Built in the eighteenth century it is a National Monument and has priceless historical value being the main tourist attraction in Coimbra. The building has three floors and contains about two hundred and fifty thousand volumes and being someone who loves books this place is a little bit of heaven. The collection dates from the sixteenth to the eighteenth centuries and represents the finest works from Europe at the time on the subjects of medicine, geography, history, science, law, philosophy and theology.
For old books they are in remarkably good condition, I have books in my own collection which are barely thirty years old and are badly foxed and falling apart. This is the result of strict atmospheric control, nothing modern however just down to the original construction, thick exterior walls and bookcases which are made of oak which is a dense wood that prevents boring insects from taking up residence. The books are also protected by a small colony of bats that live in the building and during the night consume the insects that appear that might otherwise damage the collection.
The downside is that the bats make a nasty mess and that is why the library doesn’t open until eleven o’clock. I won’t go into unnecessary details here.
For such a famous building the tour was over really rather quickly, rather disappointing really, the main library room, down to a study room and some exhibits and then down again to some grim cells where in the past misbehaving students were sent to reflect and repent. They don’t use them any more because I guess they would be full to overcrowding every night.
The tour included entrance to an ornate chapel which didn’t really strike me as anything particularly special and then the old Royal Apartments which are now the main celebration and awards ceremony rooms for the University where there were some fine views from the top across the whole of the city and beyond.

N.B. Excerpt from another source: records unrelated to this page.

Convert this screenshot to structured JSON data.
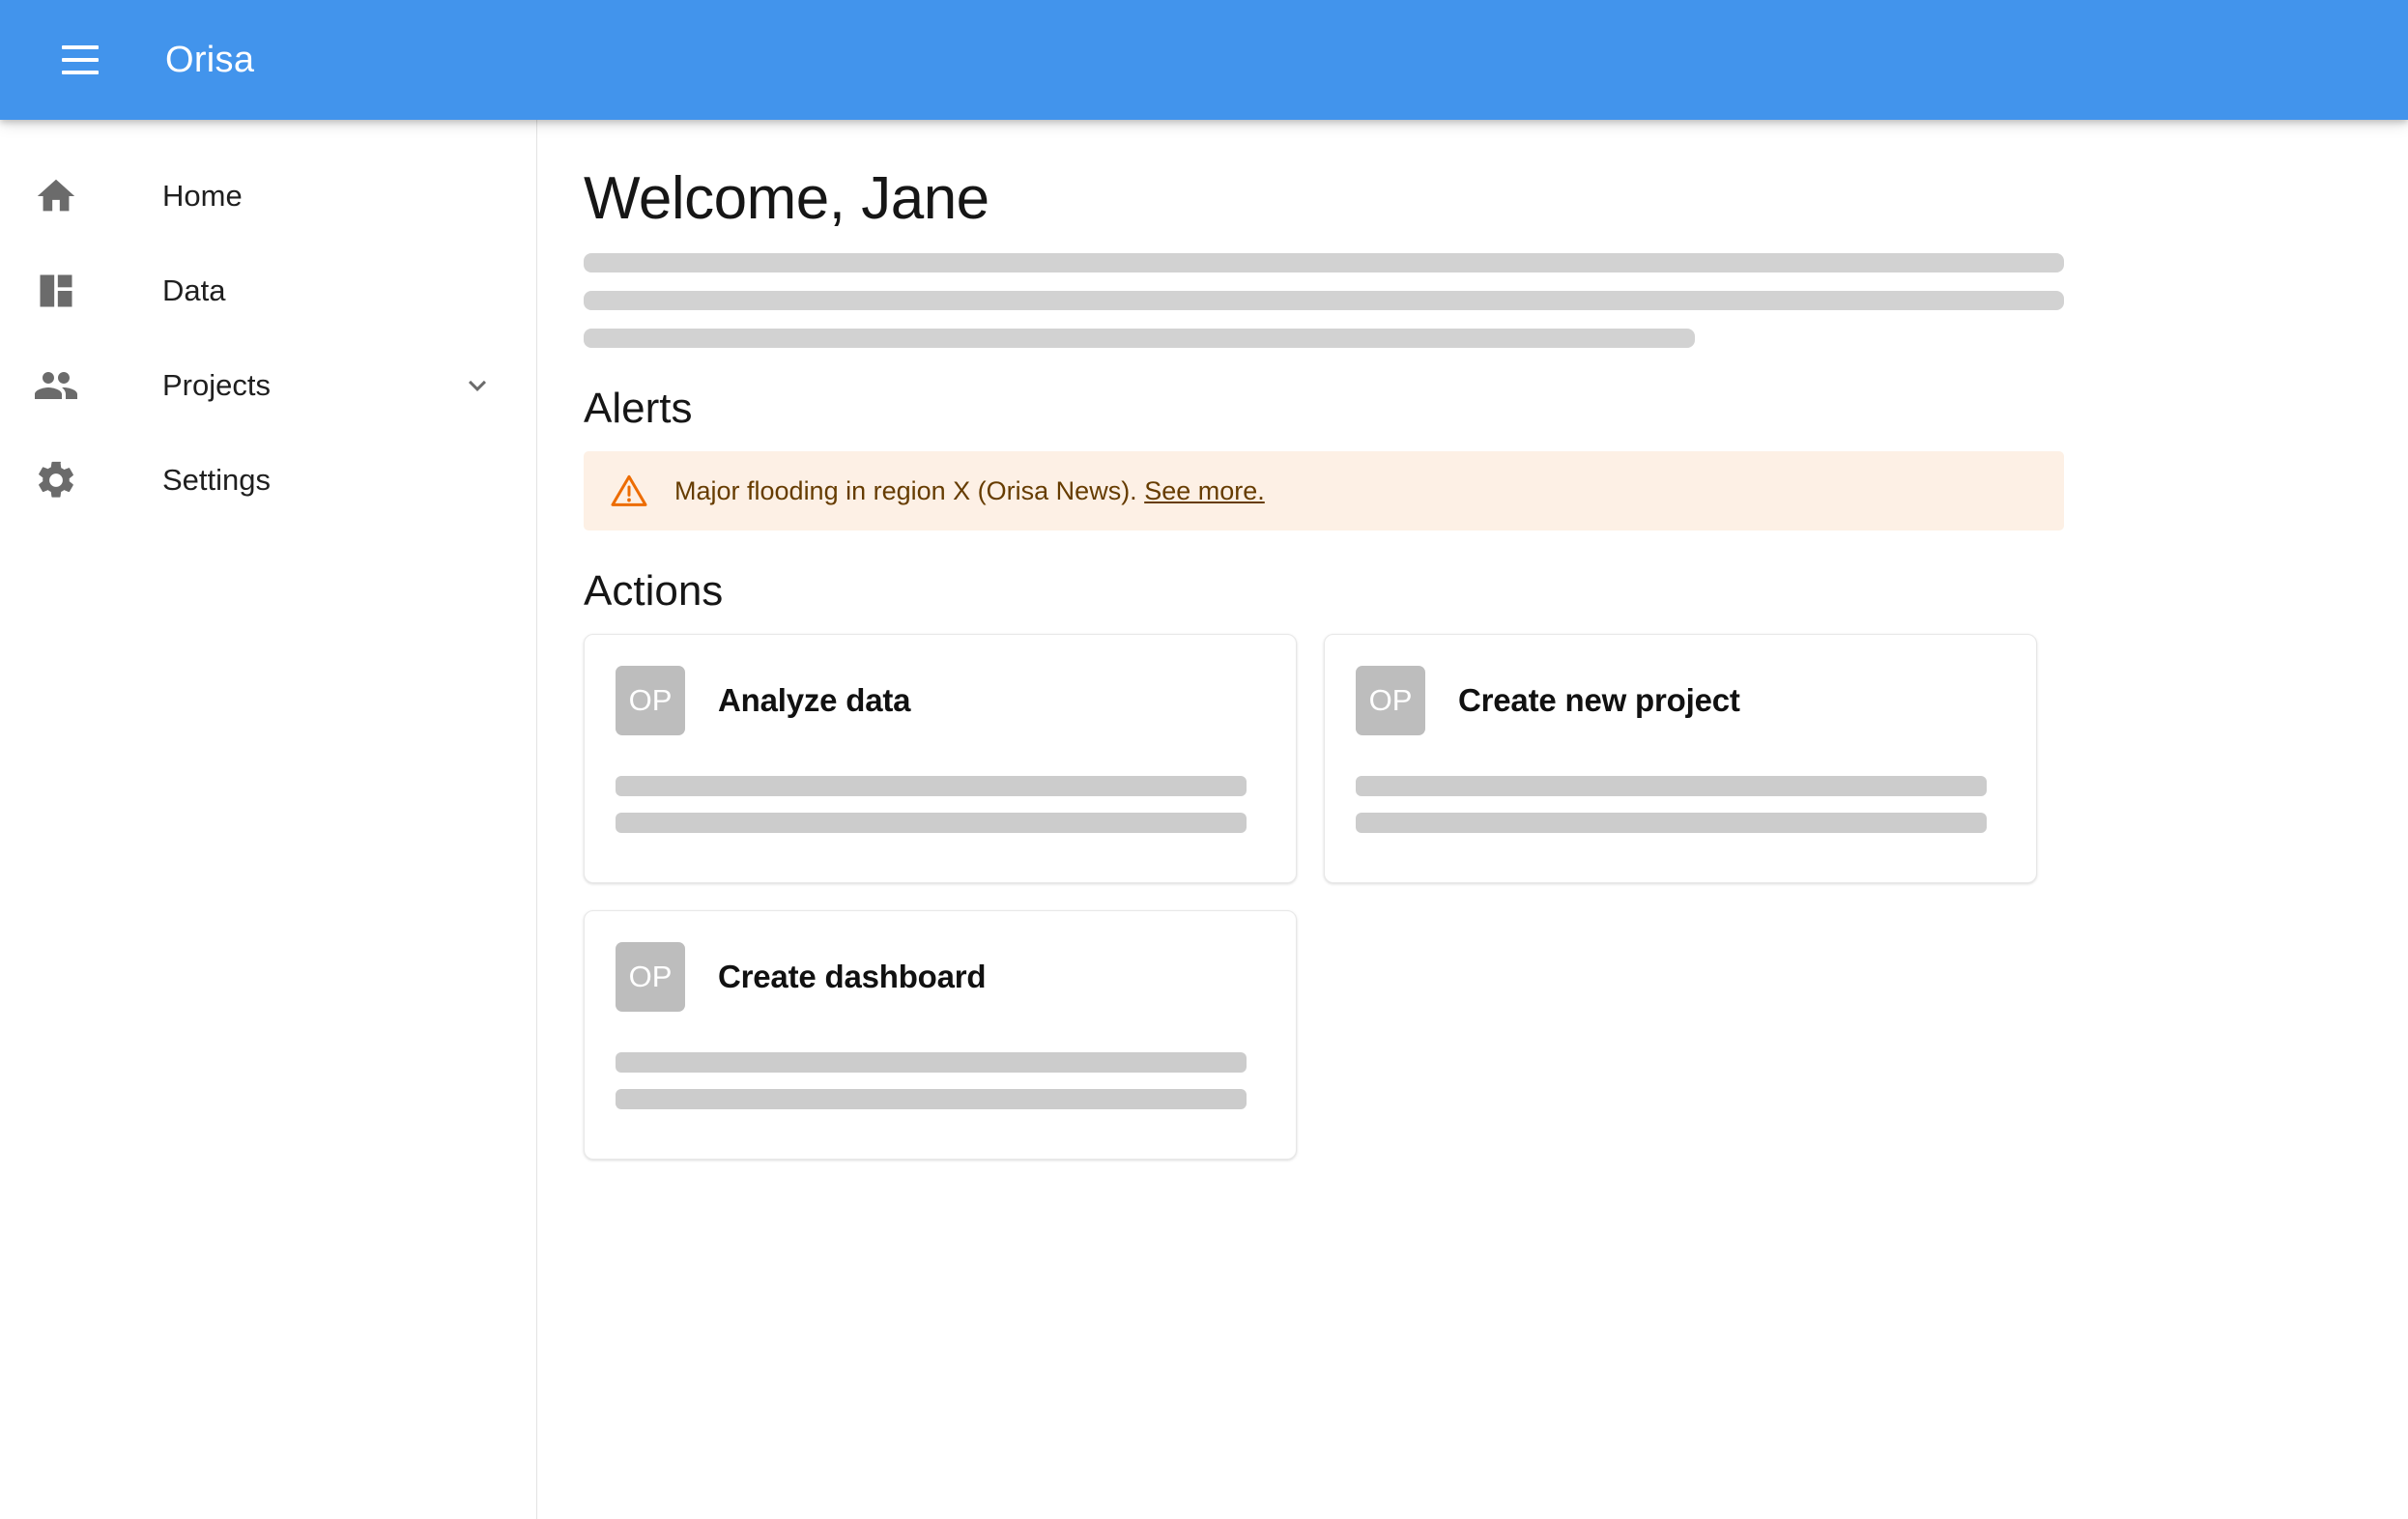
{
  "appbar": {
    "title": "Orisa",
    "menu_icon": "hamburger-menu-icon",
    "background_color": "#4294EC"
  },
  "sidebar": {
    "items": [
      {
        "label": "Home",
        "icon": "home-icon",
        "expandable": false
      },
      {
        "label": "Data",
        "icon": "dashboard-icon",
        "expandable": false
      },
      {
        "label": "Projects",
        "icon": "people-icon",
        "expandable": true,
        "expand_icon": "chevron-down-icon"
      },
      {
        "label": "Settings",
        "icon": "gear-icon",
        "expandable": false
      }
    ]
  },
  "main": {
    "page_title": "Welcome, Jane",
    "intro_placeholder_lines": [
      "100%",
      "100%",
      "75%"
    ],
    "alerts": {
      "section_title": "Alerts",
      "severity": "warning",
      "icon": "warning-triangle-icon",
      "background_color": "#FDF0E5",
      "text_color": "#663C00",
      "icon_color": "#ED6C02",
      "message": "Major flooding in region X (Orisa News).",
      "link_label": "See more."
    },
    "actions": {
      "section_title": "Actions",
      "cards": [
        {
          "avatar_initials": "OP",
          "title": "Analyze data",
          "placeholder_lines": 2
        },
        {
          "avatar_initials": "OP",
          "title": "Create new project",
          "placeholder_lines": 2
        },
        {
          "avatar_initials": "OP",
          "title": "Create dashboard",
          "placeholder_lines": 2
        }
      ]
    }
  }
}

After the University my ticket was good for entrance to the Science Museum just a short walk away and determined to get full value for my purchase I went there next. I am not really all that keen on science, at school in 1970 I failed every single science ‘o’ level – chemistry, physics, biology, chemistry with physics and physics with chemistry – the list was endless. The following year I had a shot at the allegedly much easier subject of General Science which it was said that a ten year old with a toy chemistry set could pass but I failed that as well.

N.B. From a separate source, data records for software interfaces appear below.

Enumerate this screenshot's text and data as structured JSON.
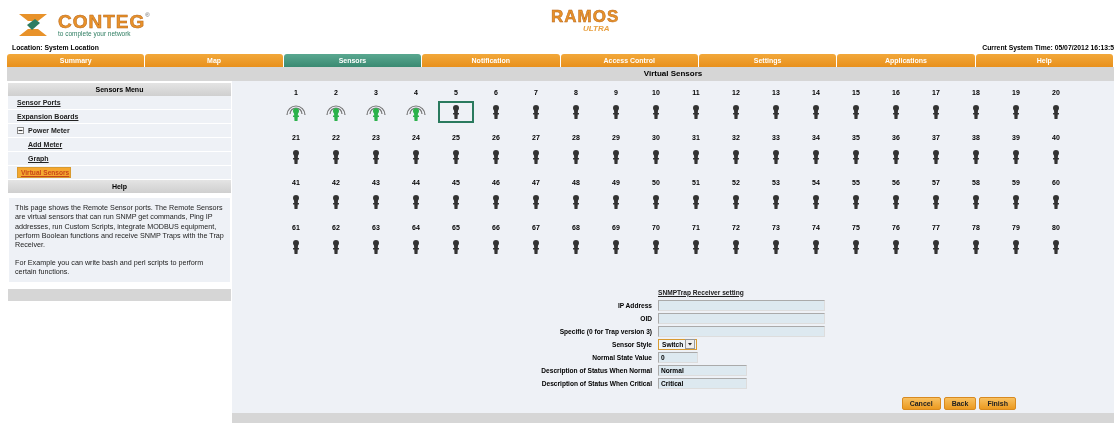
{
  "brand": {
    "name": "CONTEG",
    "registered": "®",
    "tagline": "to complete your network",
    "product": "RAMOS",
    "edition": "ULTRA"
  },
  "location": "Location: System Location",
  "system_time": "Current System Time: 05/07/2012 16:13:5",
  "tabs": [
    {
      "label": "Summary",
      "selected": false
    },
    {
      "label": "Map",
      "selected": false
    },
    {
      "label": "Sensors",
      "selected": true
    },
    {
      "label": "Notification",
      "selected": false
    },
    {
      "label": "Access Control",
      "selected": false
    },
    {
      "label": "Settings",
      "selected": false
    },
    {
      "label": "Applications",
      "selected": false
    },
    {
      "label": "Help",
      "selected": false
    }
  ],
  "page_title": "Virtual Sensors",
  "sidebar": {
    "menu_title": "Sensors Menu",
    "items": [
      {
        "label": "Sensor Ports",
        "kind": "link",
        "selected": false
      },
      {
        "label": "Expansion Boards",
        "kind": "link",
        "selected": false
      },
      {
        "label": "Power Meter",
        "kind": "group",
        "expanded": true,
        "children": [
          {
            "label": "Add Meter",
            "kind": "link",
            "selected": false
          },
          {
            "label": "Graph",
            "kind": "link",
            "selected": false
          }
        ]
      },
      {
        "label": "Virtual Sensors",
        "kind": "link",
        "selected": true
      }
    ],
    "help_title": "Help",
    "help_paragraphs": [
      "This page shows the Remote Sensor ports. The Remote Sensors are virtual sensors that can run SNMP get commands, Ping IP addresses, run Custom Scripts, integrate MODBUS equipment, perform Boolean functions and receive SNMP Traps with the Trap Receiver.",
      "For Example you can write bash and perl scripts to perform certain functions."
    ]
  },
  "sensors": [
    {
      "label": "1",
      "active": true,
      "selected": false
    },
    {
      "label": "2",
      "active": true,
      "selected": false
    },
    {
      "label": "3",
      "active": true,
      "selected": false
    },
    {
      "label": "4",
      "active": true,
      "selected": false
    },
    {
      "label": "5",
      "active": false,
      "selected": true
    },
    {
      "label": "6",
      "active": false,
      "selected": false
    },
    {
      "label": "7",
      "active": false,
      "selected": false
    },
    {
      "label": "8",
      "active": false,
      "selected": false
    },
    {
      "label": "9",
      "active": false,
      "selected": false
    },
    {
      "label": "10",
      "active": false,
      "selected": false
    },
    {
      "label": "11",
      "active": false,
      "selected": false
    },
    {
      "label": "12",
      "active": false,
      "selected": false
    },
    {
      "label": "13",
      "active": false,
      "selected": false
    },
    {
      "label": "14",
      "active": false,
      "selected": false
    },
    {
      "label": "15",
      "active": false,
      "selected": false
    },
    {
      "label": "16",
      "active": false,
      "selected": false
    },
    {
      "label": "17",
      "active": false,
      "selected": false
    },
    {
      "label": "18",
      "active": false,
      "selected": false
    },
    {
      "label": "19",
      "active": false,
      "selected": false
    },
    {
      "label": "20",
      "active": false,
      "selected": false
    },
    {
      "label": "21",
      "active": false,
      "selected": false
    },
    {
      "label": "22",
      "active": false,
      "selected": false
    },
    {
      "label": "23",
      "active": false,
      "selected": false
    },
    {
      "label": "24",
      "active": false,
      "selected": false
    },
    {
      "label": "25",
      "active": false,
      "selected": false
    },
    {
      "label": "26",
      "active": false,
      "selected": false
    },
    {
      "label": "27",
      "active": false,
      "selected": false
    },
    {
      "label": "28",
      "active": false,
      "selected": false
    },
    {
      "label": "29",
      "active": false,
      "selected": false
    },
    {
      "label": "30",
      "active": false,
      "selected": false
    },
    {
      "label": "31",
      "active": false,
      "selected": false
    },
    {
      "label": "32",
      "active": false,
      "selected": false
    },
    {
      "label": "33",
      "active": false,
      "selected": false
    },
    {
      "label": "34",
      "active": false,
      "selected": false
    },
    {
      "label": "35",
      "active": false,
      "selected": false
    },
    {
      "label": "36",
      "active": false,
      "selected": false
    },
    {
      "label": "37",
      "active": false,
      "selected": false
    },
    {
      "label": "38",
      "active": false,
      "selected": false
    },
    {
      "label": "39",
      "active": false,
      "selected": false
    },
    {
      "label": "40",
      "active": false,
      "selected": false
    },
    {
      "label": "41",
      "active": false,
      "selected": false
    },
    {
      "label": "42",
      "active": false,
      "selected": false
    },
    {
      "label": "43",
      "active": false,
      "selected": false
    },
    {
      "label": "44",
      "active": false,
      "selected": false
    },
    {
      "label": "45",
      "active": false,
      "selected": false
    },
    {
      "label": "46",
      "active": false,
      "selected": false
    },
    {
      "label": "47",
      "active": false,
      "selected": false
    },
    {
      "label": "48",
      "active": false,
      "selected": false
    },
    {
      "label": "49",
      "active": false,
      "selected": false
    },
    {
      "label": "50",
      "active": false,
      "selected": false
    },
    {
      "label": "51",
      "active": false,
      "selected": false
    },
    {
      "label": "52",
      "active": false,
      "selected": false
    },
    {
      "label": "53",
      "active": false,
      "selected": false
    },
    {
      "label": "54",
      "active": false,
      "selected": false
    },
    {
      "label": "55",
      "active": false,
      "selected": false
    },
    {
      "label": "56",
      "active": false,
      "selected": false
    },
    {
      "label": "57",
      "active": false,
      "selected": false
    },
    {
      "label": "58",
      "active": false,
      "selected": false
    },
    {
      "label": "59",
      "active": false,
      "selected": false
    },
    {
      "label": "60",
      "active": false,
      "selected": false
    },
    {
      "label": "61",
      "active": false,
      "selected": false
    },
    {
      "label": "62",
      "active": false,
      "selected": false
    },
    {
      "label": "63",
      "active": false,
      "selected": false
    },
    {
      "label": "64",
      "active": false,
      "selected": false
    },
    {
      "label": "65",
      "active": false,
      "selected": false
    },
    {
      "label": "66",
      "active": false,
      "selected": false
    },
    {
      "label": "67",
      "active": false,
      "selected": false
    },
    {
      "label": "68",
      "active": false,
      "selected": false
    },
    {
      "label": "69",
      "active": false,
      "selected": false
    },
    {
      "label": "70",
      "active": false,
      "selected": false
    },
    {
      "label": "71",
      "active": false,
      "selected": false
    },
    {
      "label": "72",
      "active": false,
      "selected": false
    },
    {
      "label": "73",
      "active": false,
      "selected": false
    },
    {
      "label": "74",
      "active": false,
      "selected": false
    },
    {
      "label": "75",
      "active": false,
      "selected": false
    },
    {
      "label": "76",
      "active": false,
      "selected": false
    },
    {
      "label": "77",
      "active": false,
      "selected": false
    },
    {
      "label": "78",
      "active": false,
      "selected": false
    },
    {
      "label": "79",
      "active": false,
      "selected": false
    },
    {
      "label": "80",
      "active": false,
      "selected": false
    }
  ],
  "trap_form": {
    "title": "SNMPTrap Receiver setting",
    "fields": [
      {
        "label": "IP Address",
        "kind": "text"
      },
      {
        "label": "OID",
        "kind": "text"
      },
      {
        "label": "Specific (0 for Trap version 3)",
        "kind": "text"
      },
      {
        "label": "Sensor Style",
        "kind": "select",
        "value": "Switch"
      },
      {
        "label": "Normal State Value",
        "kind": "text",
        "value": "0"
      },
      {
        "label": "Description of Status When Normal",
        "kind": "text",
        "value": "Normal"
      },
      {
        "label": "Description of Status When Critical",
        "kind": "text",
        "value": "Critical"
      }
    ]
  },
  "buttons": [
    "Cancel",
    "Back",
    "Finish"
  ]
}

After ‘o’ level and if you were staying on at school students were separated into sixth form Arts and sixth form Science. I didn’t have to spend very much time deliberating the matter!
The only thing I ever really liked about science was the Science Museum in London and I remember going there several times as a boy, unfortunately the Science Museum in Coimbra wasn’t nearly so interesting so it didn’t detain me for long. Next to it was a Natural History museum which had an enormous collection of stuffed animals which I imagine can only be of great interest to a taxidermist so I didn’t stay there very long either.
Instead I made my way down from the top of the hill to rendezvous with Kim as arranged stopping briefly on the way down to visit the old (Romanesque) and the new (Portuguese Colonial) cathedrals, nothing special about either of them but both worth a courtesy visit.
Back at the river we met as planned and stopped for a brief lunch before taking an afternoon stroll along both sides of the river with good views of the old city of Coimbra especially from the west bank.
I was dreading the next job which was to go and buy railway tickets for the next stage of our journey to the city of Ovar just south of Porto. I thought that it was quite likely that I would explode with impatient rage if I had to queue at one of those awful ticket machines but it was a lot more civilized in Coimbra and there was a proper ticket office and no great line of people. I bought the tickets and went for a beer in the sunshine to celebrate.
Later we went back to the same restaurant and over a second excellent meal we declared the whole visit to Coimbra to be a complete success and we looked forward to the next day and three days and nights at the Atlantic Coast and the seaside down of Furadouro.